Our initial foothold market will be in-hospital monitoring where we will sell devices and offer a subscription service for our software platform. However, there are also a number of exciting expansion opportunities.

Our device is scalable to ambulances and at home settings to help detect stroke in the community and due to the low cost and portable nature of the device. We’re also interested in rural and remote communities where there is limited access to CT and MRI scanners. Furthermore, our device may also monitor other diseases, including delirium and traumatic brain injury.

David and I are the co-founders of Nuroflux. I’m a biomedical engineering Ph.D. student with a neuroscience honors degree. My co-founder, David, is a commercialization and innovation associate and a major medical research institute. He has a PhD in medicine and is completing his MBA. We are also supported by an experienced team of clinical, and strategic advisors. Nuroflux has also formed an exciting strategic partnership with the George Institute for Global Health, a Medical Research Institute to pursue a multicenter clinical efficacy trial that will take place in Sydney and will be supported by three of Australia’s leading stroke clinicians.

We are seeking $800,000 at a $4.1 million pre money valuation.
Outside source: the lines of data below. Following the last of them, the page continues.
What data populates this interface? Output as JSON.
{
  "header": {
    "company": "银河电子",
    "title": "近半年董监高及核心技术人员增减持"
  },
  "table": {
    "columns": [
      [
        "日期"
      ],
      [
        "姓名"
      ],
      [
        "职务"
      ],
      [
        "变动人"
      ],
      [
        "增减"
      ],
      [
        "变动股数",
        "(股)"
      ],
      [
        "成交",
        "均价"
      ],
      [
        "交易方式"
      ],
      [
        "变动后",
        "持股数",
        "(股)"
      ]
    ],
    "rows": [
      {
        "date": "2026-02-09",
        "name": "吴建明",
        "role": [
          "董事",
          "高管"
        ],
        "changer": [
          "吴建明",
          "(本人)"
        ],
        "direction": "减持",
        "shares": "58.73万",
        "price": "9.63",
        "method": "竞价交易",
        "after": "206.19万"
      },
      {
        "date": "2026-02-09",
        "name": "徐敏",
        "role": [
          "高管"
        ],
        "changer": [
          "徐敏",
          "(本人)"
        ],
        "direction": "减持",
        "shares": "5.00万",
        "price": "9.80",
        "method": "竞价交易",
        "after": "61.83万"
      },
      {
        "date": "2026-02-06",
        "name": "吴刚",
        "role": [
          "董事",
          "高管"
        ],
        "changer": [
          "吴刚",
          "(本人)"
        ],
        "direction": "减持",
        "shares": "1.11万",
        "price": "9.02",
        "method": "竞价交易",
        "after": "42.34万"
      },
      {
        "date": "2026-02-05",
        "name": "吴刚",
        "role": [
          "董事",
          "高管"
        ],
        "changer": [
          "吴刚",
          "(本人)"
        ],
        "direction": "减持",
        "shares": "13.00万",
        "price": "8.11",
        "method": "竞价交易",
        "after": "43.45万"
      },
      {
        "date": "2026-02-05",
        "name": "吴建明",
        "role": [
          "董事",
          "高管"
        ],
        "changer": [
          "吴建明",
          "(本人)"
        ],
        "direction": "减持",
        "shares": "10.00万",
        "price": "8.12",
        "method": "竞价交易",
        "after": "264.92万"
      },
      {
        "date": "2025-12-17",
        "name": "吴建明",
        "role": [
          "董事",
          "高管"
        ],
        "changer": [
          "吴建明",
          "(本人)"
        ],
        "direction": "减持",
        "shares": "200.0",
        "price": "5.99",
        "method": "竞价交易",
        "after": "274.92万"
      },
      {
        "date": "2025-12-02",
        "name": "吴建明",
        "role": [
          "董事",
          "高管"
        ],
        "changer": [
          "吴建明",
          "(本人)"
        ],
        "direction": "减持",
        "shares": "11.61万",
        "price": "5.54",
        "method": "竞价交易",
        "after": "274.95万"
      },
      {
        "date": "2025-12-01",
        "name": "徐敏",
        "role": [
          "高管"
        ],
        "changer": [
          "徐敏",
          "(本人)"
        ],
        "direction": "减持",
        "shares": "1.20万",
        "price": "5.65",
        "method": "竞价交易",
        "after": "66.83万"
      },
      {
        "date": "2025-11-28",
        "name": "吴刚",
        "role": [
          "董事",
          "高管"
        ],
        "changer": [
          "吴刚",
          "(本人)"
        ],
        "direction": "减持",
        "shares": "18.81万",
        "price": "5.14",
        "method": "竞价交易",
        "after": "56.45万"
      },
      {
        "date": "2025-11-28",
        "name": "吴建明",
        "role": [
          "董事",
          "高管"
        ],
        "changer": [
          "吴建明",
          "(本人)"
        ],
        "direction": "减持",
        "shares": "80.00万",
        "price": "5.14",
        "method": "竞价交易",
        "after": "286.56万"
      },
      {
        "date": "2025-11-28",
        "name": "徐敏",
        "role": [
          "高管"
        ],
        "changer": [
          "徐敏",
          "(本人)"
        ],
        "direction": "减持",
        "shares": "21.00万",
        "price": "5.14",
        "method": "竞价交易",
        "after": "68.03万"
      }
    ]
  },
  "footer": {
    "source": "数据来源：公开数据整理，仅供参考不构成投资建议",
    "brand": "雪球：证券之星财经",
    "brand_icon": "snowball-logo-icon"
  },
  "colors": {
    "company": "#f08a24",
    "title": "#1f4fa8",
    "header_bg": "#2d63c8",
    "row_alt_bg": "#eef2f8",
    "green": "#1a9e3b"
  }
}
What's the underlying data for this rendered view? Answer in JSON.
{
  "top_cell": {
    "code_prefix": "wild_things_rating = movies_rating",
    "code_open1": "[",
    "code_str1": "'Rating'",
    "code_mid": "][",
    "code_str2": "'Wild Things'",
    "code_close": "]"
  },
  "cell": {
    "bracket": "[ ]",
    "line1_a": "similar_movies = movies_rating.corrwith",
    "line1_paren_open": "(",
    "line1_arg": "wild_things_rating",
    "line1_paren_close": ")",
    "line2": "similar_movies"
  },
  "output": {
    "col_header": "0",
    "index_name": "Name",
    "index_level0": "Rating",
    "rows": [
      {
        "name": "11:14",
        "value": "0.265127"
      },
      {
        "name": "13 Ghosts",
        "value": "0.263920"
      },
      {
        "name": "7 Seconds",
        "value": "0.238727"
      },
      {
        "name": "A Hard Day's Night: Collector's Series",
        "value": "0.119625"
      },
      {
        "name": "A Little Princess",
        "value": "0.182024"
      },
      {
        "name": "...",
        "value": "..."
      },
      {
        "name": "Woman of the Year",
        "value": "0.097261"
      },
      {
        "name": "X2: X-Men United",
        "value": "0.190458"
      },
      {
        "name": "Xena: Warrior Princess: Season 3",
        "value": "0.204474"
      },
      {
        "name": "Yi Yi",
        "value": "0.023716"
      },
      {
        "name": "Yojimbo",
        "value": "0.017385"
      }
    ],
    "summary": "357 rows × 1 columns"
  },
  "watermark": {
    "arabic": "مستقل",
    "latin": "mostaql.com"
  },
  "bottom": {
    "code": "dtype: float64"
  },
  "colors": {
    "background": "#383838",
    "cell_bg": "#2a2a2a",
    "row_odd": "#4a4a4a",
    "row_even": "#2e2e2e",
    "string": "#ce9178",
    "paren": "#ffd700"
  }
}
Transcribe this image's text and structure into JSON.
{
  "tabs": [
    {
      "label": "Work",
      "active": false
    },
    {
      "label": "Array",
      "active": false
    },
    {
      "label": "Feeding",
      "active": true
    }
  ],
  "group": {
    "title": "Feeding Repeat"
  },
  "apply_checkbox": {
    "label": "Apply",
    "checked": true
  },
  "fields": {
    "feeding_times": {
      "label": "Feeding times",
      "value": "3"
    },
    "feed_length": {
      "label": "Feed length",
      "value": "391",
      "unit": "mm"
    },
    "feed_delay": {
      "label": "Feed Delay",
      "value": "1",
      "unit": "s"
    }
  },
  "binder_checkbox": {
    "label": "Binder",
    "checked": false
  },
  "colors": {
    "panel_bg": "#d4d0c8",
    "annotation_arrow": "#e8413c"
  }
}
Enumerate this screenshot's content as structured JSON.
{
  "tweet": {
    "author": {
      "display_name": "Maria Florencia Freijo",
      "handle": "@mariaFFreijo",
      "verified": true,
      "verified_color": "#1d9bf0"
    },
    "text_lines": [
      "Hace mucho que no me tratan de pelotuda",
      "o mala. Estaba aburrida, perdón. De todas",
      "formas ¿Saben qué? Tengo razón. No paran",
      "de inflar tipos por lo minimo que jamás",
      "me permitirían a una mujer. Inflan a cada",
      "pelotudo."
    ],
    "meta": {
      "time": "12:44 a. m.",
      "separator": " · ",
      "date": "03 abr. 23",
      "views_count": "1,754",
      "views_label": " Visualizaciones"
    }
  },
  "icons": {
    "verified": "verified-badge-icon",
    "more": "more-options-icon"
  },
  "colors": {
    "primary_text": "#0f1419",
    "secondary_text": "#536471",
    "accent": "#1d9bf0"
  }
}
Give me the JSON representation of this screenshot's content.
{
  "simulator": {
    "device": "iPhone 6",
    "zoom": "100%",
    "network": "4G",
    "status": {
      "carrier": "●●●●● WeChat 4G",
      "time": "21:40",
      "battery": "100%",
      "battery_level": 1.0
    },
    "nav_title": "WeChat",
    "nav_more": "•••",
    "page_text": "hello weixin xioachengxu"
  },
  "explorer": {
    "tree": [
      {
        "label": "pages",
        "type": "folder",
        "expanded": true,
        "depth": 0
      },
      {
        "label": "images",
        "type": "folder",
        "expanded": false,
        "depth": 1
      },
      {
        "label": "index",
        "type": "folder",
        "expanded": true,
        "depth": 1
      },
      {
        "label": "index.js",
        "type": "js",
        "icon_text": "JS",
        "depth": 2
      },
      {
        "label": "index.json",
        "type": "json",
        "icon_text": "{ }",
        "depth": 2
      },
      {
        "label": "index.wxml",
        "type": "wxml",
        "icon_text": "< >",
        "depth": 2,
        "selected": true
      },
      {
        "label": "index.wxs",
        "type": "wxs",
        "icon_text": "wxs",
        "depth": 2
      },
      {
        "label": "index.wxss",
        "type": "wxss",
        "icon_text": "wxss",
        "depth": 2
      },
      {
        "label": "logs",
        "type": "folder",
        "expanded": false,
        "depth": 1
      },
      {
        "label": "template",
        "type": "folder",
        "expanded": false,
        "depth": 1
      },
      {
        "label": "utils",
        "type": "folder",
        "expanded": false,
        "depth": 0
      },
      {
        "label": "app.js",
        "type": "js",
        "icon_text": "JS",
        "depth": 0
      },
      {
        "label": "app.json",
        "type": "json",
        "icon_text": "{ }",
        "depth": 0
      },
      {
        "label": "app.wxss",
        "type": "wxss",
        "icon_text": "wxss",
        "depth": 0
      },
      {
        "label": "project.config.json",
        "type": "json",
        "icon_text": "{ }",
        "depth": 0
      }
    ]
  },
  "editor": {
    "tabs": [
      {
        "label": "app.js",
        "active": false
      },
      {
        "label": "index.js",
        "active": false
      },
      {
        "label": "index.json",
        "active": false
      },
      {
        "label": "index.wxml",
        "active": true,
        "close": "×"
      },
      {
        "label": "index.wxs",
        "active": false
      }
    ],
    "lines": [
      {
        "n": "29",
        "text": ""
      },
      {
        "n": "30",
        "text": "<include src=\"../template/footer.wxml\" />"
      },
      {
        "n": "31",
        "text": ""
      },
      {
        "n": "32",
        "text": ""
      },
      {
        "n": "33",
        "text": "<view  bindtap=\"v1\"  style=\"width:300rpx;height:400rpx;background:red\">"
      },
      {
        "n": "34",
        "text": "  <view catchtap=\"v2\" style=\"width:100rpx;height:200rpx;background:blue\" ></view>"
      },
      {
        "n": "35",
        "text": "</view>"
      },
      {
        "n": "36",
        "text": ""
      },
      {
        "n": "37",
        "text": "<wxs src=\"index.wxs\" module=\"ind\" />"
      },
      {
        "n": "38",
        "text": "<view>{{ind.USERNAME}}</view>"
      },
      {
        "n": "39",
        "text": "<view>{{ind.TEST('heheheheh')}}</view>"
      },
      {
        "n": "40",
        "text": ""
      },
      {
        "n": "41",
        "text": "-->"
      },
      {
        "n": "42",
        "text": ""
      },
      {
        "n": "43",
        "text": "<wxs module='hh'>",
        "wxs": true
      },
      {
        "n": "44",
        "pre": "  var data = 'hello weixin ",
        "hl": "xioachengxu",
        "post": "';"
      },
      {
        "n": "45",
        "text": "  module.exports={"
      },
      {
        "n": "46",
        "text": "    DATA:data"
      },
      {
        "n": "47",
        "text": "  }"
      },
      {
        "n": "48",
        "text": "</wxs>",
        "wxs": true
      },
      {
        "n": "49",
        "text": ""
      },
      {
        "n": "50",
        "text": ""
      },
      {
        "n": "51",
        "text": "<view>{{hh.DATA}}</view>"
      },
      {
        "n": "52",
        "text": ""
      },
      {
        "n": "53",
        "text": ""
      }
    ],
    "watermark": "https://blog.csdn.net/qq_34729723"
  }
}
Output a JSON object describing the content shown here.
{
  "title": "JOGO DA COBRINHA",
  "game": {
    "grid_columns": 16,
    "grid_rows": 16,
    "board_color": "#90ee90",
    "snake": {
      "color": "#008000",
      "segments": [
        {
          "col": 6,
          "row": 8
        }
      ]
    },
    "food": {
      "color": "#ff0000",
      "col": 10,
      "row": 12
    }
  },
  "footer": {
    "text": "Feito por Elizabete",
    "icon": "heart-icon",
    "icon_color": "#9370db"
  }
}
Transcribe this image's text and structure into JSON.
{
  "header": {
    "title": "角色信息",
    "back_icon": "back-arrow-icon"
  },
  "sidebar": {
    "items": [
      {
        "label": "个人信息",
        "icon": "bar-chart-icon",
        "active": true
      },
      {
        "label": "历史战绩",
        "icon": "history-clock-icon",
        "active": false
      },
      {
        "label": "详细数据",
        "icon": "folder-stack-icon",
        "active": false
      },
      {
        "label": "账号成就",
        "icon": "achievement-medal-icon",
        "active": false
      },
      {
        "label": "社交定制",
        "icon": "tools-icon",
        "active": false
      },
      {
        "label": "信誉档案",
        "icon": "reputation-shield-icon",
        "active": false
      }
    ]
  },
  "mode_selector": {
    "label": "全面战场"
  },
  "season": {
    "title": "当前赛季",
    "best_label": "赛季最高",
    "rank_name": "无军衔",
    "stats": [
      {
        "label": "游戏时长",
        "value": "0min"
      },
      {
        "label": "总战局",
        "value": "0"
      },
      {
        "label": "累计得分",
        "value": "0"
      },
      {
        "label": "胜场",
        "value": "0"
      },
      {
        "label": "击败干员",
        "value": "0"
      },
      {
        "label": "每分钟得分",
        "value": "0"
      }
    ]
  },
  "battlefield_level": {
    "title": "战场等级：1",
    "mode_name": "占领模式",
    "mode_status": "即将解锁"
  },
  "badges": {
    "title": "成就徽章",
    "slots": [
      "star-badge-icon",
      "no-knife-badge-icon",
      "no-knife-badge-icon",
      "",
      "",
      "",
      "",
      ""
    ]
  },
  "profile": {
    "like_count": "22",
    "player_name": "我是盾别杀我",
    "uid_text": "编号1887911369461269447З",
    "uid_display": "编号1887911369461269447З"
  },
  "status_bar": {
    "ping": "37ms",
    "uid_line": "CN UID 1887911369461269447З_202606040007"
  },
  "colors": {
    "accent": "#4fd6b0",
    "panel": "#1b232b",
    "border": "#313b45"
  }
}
These funds will help secure our IP position, develop our regulatory strategy and create our next generation device and software platform. We are seeking pre-seed investment and strategic partners.

If you have any questions, please feel free to reach out. We hope that you will join us on our journey to improve stroke patient outcomes in Australia and worldwide.


Visit the Nuroflux website or follow them on LinkedIn and Facebook